◆ Instructions to follow:
Using the records provided below, locate and copy each line that contains the word "folder".

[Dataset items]
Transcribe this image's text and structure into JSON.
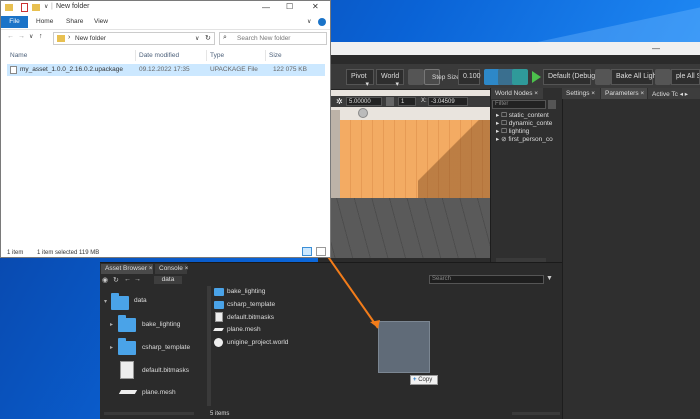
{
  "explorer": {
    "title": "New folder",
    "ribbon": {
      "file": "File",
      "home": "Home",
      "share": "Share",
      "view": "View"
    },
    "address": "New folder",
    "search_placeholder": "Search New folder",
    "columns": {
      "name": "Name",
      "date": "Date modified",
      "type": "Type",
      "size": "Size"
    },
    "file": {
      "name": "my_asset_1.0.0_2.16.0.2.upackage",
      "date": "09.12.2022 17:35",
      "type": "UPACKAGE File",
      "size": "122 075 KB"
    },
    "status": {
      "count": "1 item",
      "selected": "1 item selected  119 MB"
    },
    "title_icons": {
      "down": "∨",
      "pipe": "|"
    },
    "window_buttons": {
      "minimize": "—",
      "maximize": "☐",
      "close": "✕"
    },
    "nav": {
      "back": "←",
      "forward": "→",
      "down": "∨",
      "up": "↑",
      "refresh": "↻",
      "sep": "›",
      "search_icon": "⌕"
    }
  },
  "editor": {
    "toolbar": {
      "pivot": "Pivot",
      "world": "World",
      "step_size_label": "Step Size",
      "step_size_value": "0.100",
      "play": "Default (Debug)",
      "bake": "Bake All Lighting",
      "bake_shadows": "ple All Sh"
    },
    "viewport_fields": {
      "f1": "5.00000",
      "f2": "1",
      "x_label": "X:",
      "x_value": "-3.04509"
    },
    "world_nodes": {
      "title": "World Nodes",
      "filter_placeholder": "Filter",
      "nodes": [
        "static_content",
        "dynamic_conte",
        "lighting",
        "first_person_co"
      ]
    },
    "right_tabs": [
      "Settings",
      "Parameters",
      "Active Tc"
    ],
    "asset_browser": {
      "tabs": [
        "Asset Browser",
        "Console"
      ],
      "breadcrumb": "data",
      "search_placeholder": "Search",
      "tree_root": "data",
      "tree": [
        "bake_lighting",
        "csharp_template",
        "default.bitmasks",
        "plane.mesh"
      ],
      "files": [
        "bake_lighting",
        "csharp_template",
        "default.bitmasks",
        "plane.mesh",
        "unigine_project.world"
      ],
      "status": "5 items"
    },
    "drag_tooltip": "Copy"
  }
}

◆ Response to this task:
    "title": "New folder",
    "address": "New folder",
    "search_placeholder": "Search New folder",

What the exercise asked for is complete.